I recently heard Dan Hazeltine, the lead singer for Jars of Clay, quote Walker Percy, who said, “Bad books always lie. They lie most of all about the human condition.” This literary critique coincides with a bit of advice a mentor of mine, Dr. Jim Gardner, once gave me over lunch at the university I attended. He said it’s better to read a well-written, non-religious work of literature that provides insight into the human condition than it is to read a shallow, half-baked religious book filled with spiritual superficialities.
Both Percy’s critique and Gardner’s advice speak to both the importance of embracing the truth of the human condition and the danger of avoiding our humanity. Both statements also beg the question: So what, exactly, are the realities of our collective human experience that we’d do well to embrace? Here’s a modest start to answering that question:
So as we navigate the week, let’s not expect everything to go according to plan, and let’s not be surprised when life’s twists and turns affect us. Instead, let’s remind ourselves that we're not bigger than life, and then let’s give ourselves a break. Cut ourselvs some slack. Offer ourselves grace. Care for our hearts. Repeat after me: “I don’t have to be superhuman (your turn) . . . and pretending I am will always diminish and never enhance my true humanity (your turn again).
Here’s to a humble, healthy, happy week,

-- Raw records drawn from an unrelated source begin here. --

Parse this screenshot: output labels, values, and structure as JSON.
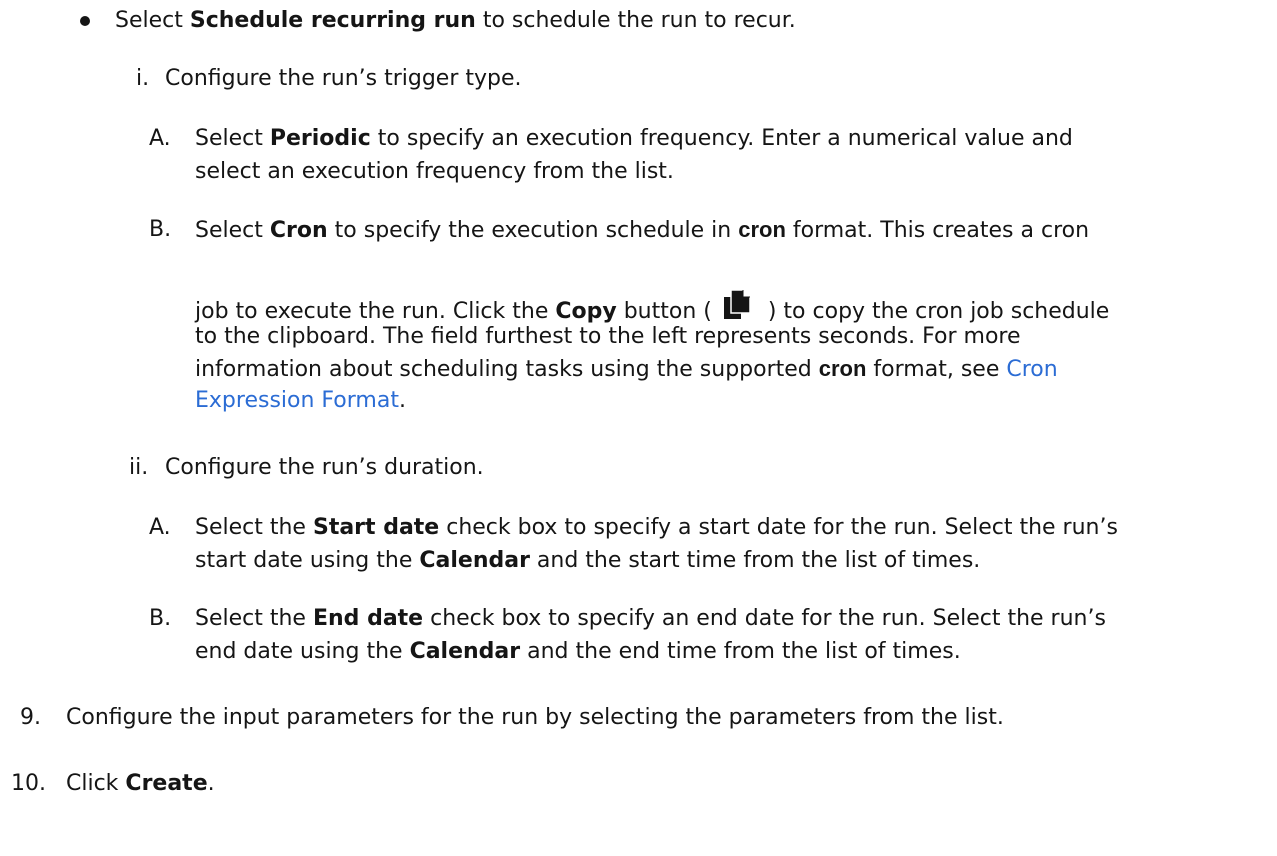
{
  "bullet_item": {
    "t1": "Select ",
    "b1": "Schedule recurring run",
    "t2": " to schedule the run to recur."
  },
  "trigger": {
    "marker": "i.",
    "text": "Configure the run’s trigger type.",
    "periodic": {
      "marker": "A.",
      "t1": "Select ",
      "b1": "Periodic",
      "t2": " to specify an execution frequency. Enter a numerical value and",
      "t3": "select an execution frequency from the list."
    },
    "cron": {
      "marker": "B.",
      "t1": "Select ",
      "b1": "Cron",
      "t2": " to specify the execution schedule in ",
      "code1": "cron",
      "t3": " format. This creates a cron",
      "t4": "job to execute the run. Click the ",
      "b2": "Copy",
      "t5": " button (",
      "icon": "copy-icon",
      "t6": ") to copy the cron job schedule",
      "t7": "to the clipboard. The field furthest to the left represents seconds. For more",
      "t8": "information about scheduling tasks using the supported ",
      "code2": "cron",
      "t9": " format, see ",
      "link_a": "Cron",
      "link_b": "Expression Format",
      "t10": "."
    }
  },
  "duration": {
    "marker": "ii.",
    "text": "Configure the run’s duration.",
    "start": {
      "marker": "A.",
      "t1": "Select the ",
      "b1": "Start date",
      "t2": " check box to specify a start date for the run. Select the run’s",
      "t3": "start date using the ",
      "b2": "Calendar",
      "t4": " and the start time from the list of times."
    },
    "end": {
      "marker": "B.",
      "t1": "Select the ",
      "b1": "End date",
      "t2": " check box to specify an end date for the run. Select the run’s",
      "t3": "end date using the ",
      "b2": "Calendar",
      "t4": " and the end time from the list of times."
    }
  },
  "step9": {
    "marker": "9.",
    "text": "Configure the input parameters for the run by selecting the parameters from the list."
  },
  "step10": {
    "marker": "10.",
    "t1": "Click ",
    "b1": "Create",
    "t2": "."
  },
  "colors": {
    "text": "#151515",
    "link": "#2b6cd4"
  }
}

I still recall the summer I discovered I no longer had a heart for baseball. After coming to this realization, I endured the remainder of the season, broke the news to my father, and decided to walk away from the sport I once loved.

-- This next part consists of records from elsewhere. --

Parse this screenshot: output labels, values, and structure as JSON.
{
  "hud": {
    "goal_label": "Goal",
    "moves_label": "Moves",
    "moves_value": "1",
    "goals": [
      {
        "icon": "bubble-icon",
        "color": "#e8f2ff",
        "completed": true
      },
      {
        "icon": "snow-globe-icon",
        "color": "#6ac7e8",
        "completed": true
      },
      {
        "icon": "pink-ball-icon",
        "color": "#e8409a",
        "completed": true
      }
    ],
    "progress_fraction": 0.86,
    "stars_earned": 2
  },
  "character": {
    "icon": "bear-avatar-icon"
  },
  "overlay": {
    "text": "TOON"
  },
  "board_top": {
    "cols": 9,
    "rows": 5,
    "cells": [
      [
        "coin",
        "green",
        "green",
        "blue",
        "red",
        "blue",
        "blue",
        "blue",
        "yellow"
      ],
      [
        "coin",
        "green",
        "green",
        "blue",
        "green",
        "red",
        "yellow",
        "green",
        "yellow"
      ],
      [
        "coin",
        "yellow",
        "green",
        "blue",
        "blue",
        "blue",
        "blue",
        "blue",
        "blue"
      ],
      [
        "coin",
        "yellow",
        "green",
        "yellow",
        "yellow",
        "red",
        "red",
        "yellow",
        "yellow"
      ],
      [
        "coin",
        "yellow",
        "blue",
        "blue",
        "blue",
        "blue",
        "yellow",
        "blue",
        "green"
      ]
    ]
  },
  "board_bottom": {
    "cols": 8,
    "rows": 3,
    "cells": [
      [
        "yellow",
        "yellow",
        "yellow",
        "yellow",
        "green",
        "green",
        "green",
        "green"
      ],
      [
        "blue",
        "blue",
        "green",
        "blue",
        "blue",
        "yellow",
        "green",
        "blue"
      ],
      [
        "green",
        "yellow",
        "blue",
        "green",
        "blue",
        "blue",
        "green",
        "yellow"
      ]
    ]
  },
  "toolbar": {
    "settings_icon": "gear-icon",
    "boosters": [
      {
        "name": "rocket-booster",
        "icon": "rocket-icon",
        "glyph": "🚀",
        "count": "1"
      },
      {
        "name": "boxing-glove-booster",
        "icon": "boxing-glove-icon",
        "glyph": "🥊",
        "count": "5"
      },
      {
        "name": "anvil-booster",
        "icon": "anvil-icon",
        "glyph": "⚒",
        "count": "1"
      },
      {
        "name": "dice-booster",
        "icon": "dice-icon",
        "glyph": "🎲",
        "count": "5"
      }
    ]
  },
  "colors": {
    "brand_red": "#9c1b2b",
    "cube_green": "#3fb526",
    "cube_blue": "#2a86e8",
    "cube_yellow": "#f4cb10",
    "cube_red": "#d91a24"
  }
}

It's relatively easy to walk away from something like baseball. But walking away isn't always a viable option in other endeavors. Maybe you're working at a job you barely endure on good days and utterly despise on bad days, but you stay because you have bills that won't get paid without it. Every day you show up to work you're reminded of the emotional burden--the pain--of losing heart.
Losing heart is always painful--never more so than in relationships. Whether it's a best friend who moved away in elementary school, a first love that broke our heart in middle school, or disconnectedness with a spouse or an estranged family member in our adult lives, we've all agonized over a relationship that's lost its heart. Similarly, for those of us who pursue (or who at least appreciate the idea of pursuing) a spiritual way of life, we've almost certainly experienced seasons in which our heart for God and love for people seemed next to impossible to find.

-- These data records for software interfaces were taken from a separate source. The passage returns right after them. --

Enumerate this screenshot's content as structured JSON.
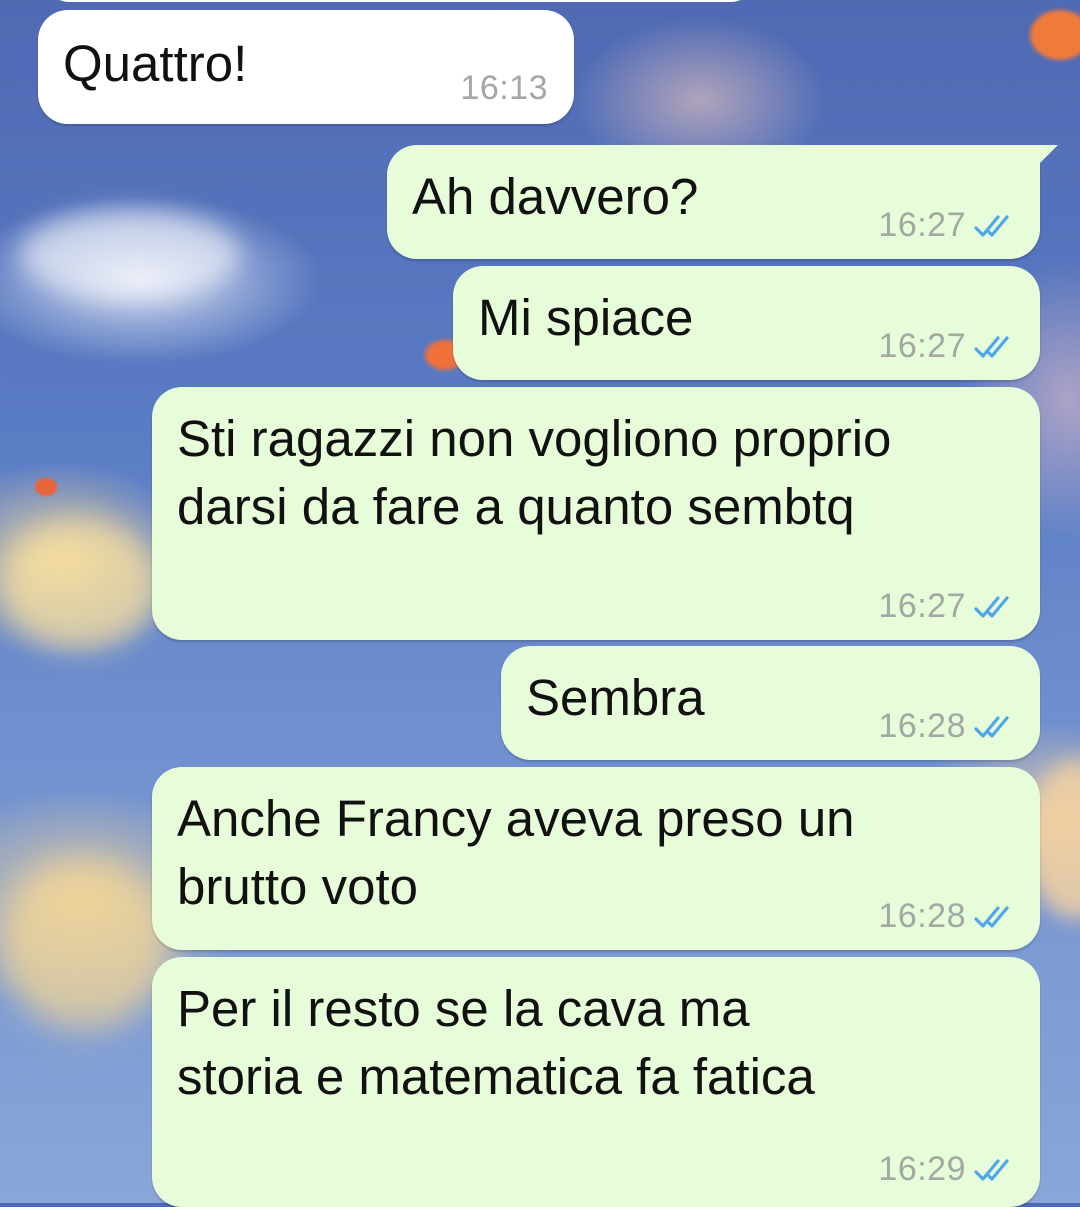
{
  "messages": [
    {
      "direction": "incoming",
      "text": "Quattro!",
      "time": "16:13"
    },
    {
      "direction": "outgoing",
      "text": "Ah davvero?",
      "time": "16:27",
      "status": "read",
      "status_icon": "double-check-icon"
    },
    {
      "direction": "outgoing",
      "text": "Mi spiace",
      "time": "16:27",
      "status": "read",
      "status_icon": "double-check-icon"
    },
    {
      "direction": "outgoing",
      "text": "Sti ragazzi non vogliono proprio\ndarsi da fare a quanto sembtq",
      "time": "16:27",
      "status": "read",
      "status_icon": "double-check-icon"
    },
    {
      "direction": "outgoing",
      "text": "Sembra",
      "time": "16:28",
      "status": "read",
      "status_icon": "double-check-icon"
    },
    {
      "direction": "outgoing",
      "text": "Anche Francy aveva preso un\nbrutto voto",
      "time": "16:28",
      "status": "read",
      "status_icon": "double-check-icon"
    },
    {
      "direction": "outgoing",
      "text": "Per il resto se la cava ma\nstoria e matematica fa fatica",
      "time": "16:29",
      "status": "read",
      "status_icon": "double-check-icon"
    }
  ],
  "colors": {
    "incoming_bubble": "#ffffff",
    "outgoing_bubble": "#e7fcd8",
    "timestamp": "#a3a8a3",
    "read_check": "#4fa6e8"
  }
}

Whether we lose heart for a hobby, a career, a relationship, or a spiritual way of life, we find ourselves searching for answers: Is there a way out of this barren place? How can this love be rekindled? How can I reclaim my heart? Here are a few ideas, humbly offered by a fellow searcher:
1. THINK BACK. Remember what it was like in the beginning. Allow ourselves to recall with fondness the love, the passion, and the energy we had on our first day on the job, in our first year of marriage, or during our first awakenings to a spiritual way of life.
2. TURN BACK. Let's not stop with reflecting on the fond memories of those former days; rather, let's act upon them--the first act being a mental one. Allow the memories to move us to a moment of decision. Acknowledge that we truly desire to reacquire what we once had and have since lost. Decide to find our heart. Become willing to rekindle the love and reawaken the passion we once had. And commit to doing what it takes to get there.
3. GO BACK. Then it's time to act upon the mental decision we've made. If we truly wish to feel the way we felt at first, then let's do the things we did at first. Too often we convince ourselves that we're going to feel our way into acting; we'll do what we did at first once we feel like we felt at first. However, we humans aren't particularly good at feeling our way into acting; we're much better at acting our way into feeling. So even though we don't yet feel like it, we begin doing what we did at the beginning--those extra things that aren't technically a part of our job description, the thoughtful acts of kindness we did for our spouse when we were dating, the times of prayer we carved out in our schedules when our spirituality was first sparked. We go back with our feet, confident that if we take these decisive steps then our heart will eventually follow. We step out in hope that the pain of losing heart will slowly but surely be replaced by the joy of reclaiming heart.
Revelation 2:5 - So remember [THINK BACK] where you were before you fell. Change your hearts [TURN BACK] and do what you did at first [GO BACK].
Have an abundant day,